But as Lanchaster points out those grammar schools are no more and the heavy industry jobs are gone. He notes that “UK manufacturing is now a high-skill, high-value industry…” which doesn’t provide mass employment, and that both political parties, rightly or wrongly, actively seek policies to develop this industry. But crucially no political party has developed any strategy to replace those heavy industries – perhaps because they can’t? But what there is instead, funnily enough, is plenty of work, but of the unsatisfying and insecure kind: call centres; courier and care work. Everything that gave a sense of identity, community and self-worth has vanished for these people.
If you ever have time I commend you to watch an episode of Grayson Perry’s latest TV programme on men on YouTube. If you don’t know him, he’s a potter who has more insight into the state of men in the communities that have just been left to rot by the flight of capital than any politician from any of our parties. And that’s the point. Lanchester asks what has been on offer to these people politically? And the answer is nothing really – they have been abandoned.
Lanchester makes a critical point that while we live in a political system (because actually everything we touch, experience and live through comes from and is driven by political decisions) most people see their lived experience through class and economics, and ‘politics’ as something that happens up, or down there, in London, somewhere.

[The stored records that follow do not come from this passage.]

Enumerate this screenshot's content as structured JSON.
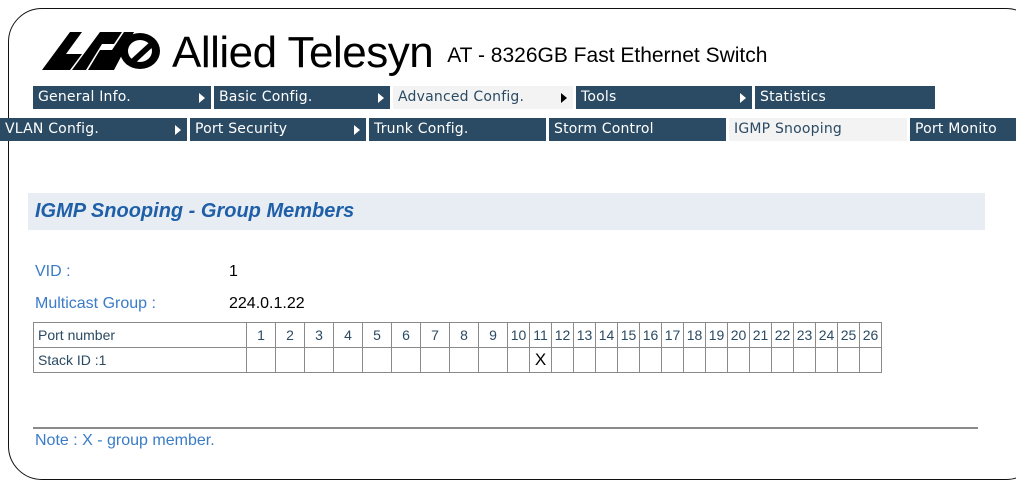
{
  "brand": {
    "name": "Allied Telesyn",
    "model": "AT - 8326GB Fast Ethernet Switch"
  },
  "colors": {
    "nav": "#2b4a63",
    "nav_text": "#ffffff",
    "active_tab_bg": "#f3f3f3",
    "heading": "#1f5fa8",
    "label": "#3a7bc8"
  },
  "menu": {
    "top": [
      {
        "label": "General Info.",
        "arrow": true
      },
      {
        "label": "Basic Config.",
        "arrow": true
      },
      {
        "label": "Advanced Config.",
        "arrow": true,
        "active": true
      },
      {
        "label": "Tools",
        "arrow": true
      },
      {
        "label": "Statistics",
        "arrow": false
      }
    ],
    "sub": [
      {
        "label": "VLAN Config.",
        "arrow": true
      },
      {
        "label": "Port Security",
        "arrow": true
      },
      {
        "label": "Trunk Config.",
        "arrow": false
      },
      {
        "label": "Storm Control",
        "arrow": false
      },
      {
        "label": "IGMP Snooping",
        "arrow": false,
        "active": true
      },
      {
        "label": "Port Monito",
        "arrow": false
      }
    ]
  },
  "page": {
    "title": "IGMP Snooping - Group Members",
    "vid_label": "VID :",
    "vid_value": "1",
    "group_label": "Multicast Group :",
    "group_value": "224.0.1.22"
  },
  "table": {
    "header_label": "Port number",
    "ports": [
      "1",
      "2",
      "3",
      "4",
      "5",
      "6",
      "7",
      "8",
      "9",
      "10",
      "11",
      "12",
      "13",
      "14",
      "15",
      "16",
      "17",
      "18",
      "19",
      "20",
      "21",
      "22",
      "23",
      "24",
      "25",
      "26"
    ],
    "rows": [
      {
        "label": "Stack ID :1",
        "cells": [
          "",
          "",
          "",
          "",
          "",
          "",
          "",
          "",
          "",
          "",
          "X",
          "",
          "",
          "",
          "",
          "",
          "",
          "",
          "",
          "",
          "",
          "",
          "",
          "",
          "",
          ""
        ]
      }
    ]
  },
  "note": "Note : X - group member."
}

So, why would you listen to any of the people who came forward and spoke earnestly about the merits of the European Union? Why would you listen to an economic argument about the virtues of the EU? Why would you want to vote ‘yes, I wish to Remain’, to yet another be-suited type trotting out platitudes about an economic union that has no meaning when all you’re worried about is whether you’re going to be made redundant, ever get a mortgage or even be able to pay the rent. Forget that the Leave campaign was based on lies – what it did say was you could get back control over decisions in the UK. Now does that sound appealing? Over what, you might ask, well, mainly about immigration. And why wouldn’t you, if you have no control over your zero-hour contract? That’s what people went for – and don’t forget the evidence from the Ashcroft polls that I noted in an earlier post. The main reason for voting to Leave, given by voters of both parties, was to have more control over decisions in the UK. A very, very clever ploy.
There is more in this article (these LRB articles are long ones!) about the state of our two main political parties and their confused melange of interests: the Tories with nationalists who voted out and business interests who voted in; and Labour with its urban elite who voted in and the working class who voted out. Don’t have an election Mrs May – who would people vote for? And there’s more about immigration and immigrants. Did you know that the UK apparently needs 140,000 per year to stay solvent – where do you think our taxes come from with a declining birth rate. I will return to these subjects again.
But I think there’s one last point I’d like to make that Lanchester also brings up. Many of my horrified friends (and family) who voted to Remain say they know no-one who voted to Leave. Who are these people they say? They’re astonished at the result, alarmed even, but also somewhat dismissive of the people who voted that way. How could they? Very easily, actually. For 52% of the voters it made sense to vote Leave.
But don’t despise, instead strive to understand because it’s that geography. We are so small a country, we know so little of our island.
Penny Kocher, 1st August 2016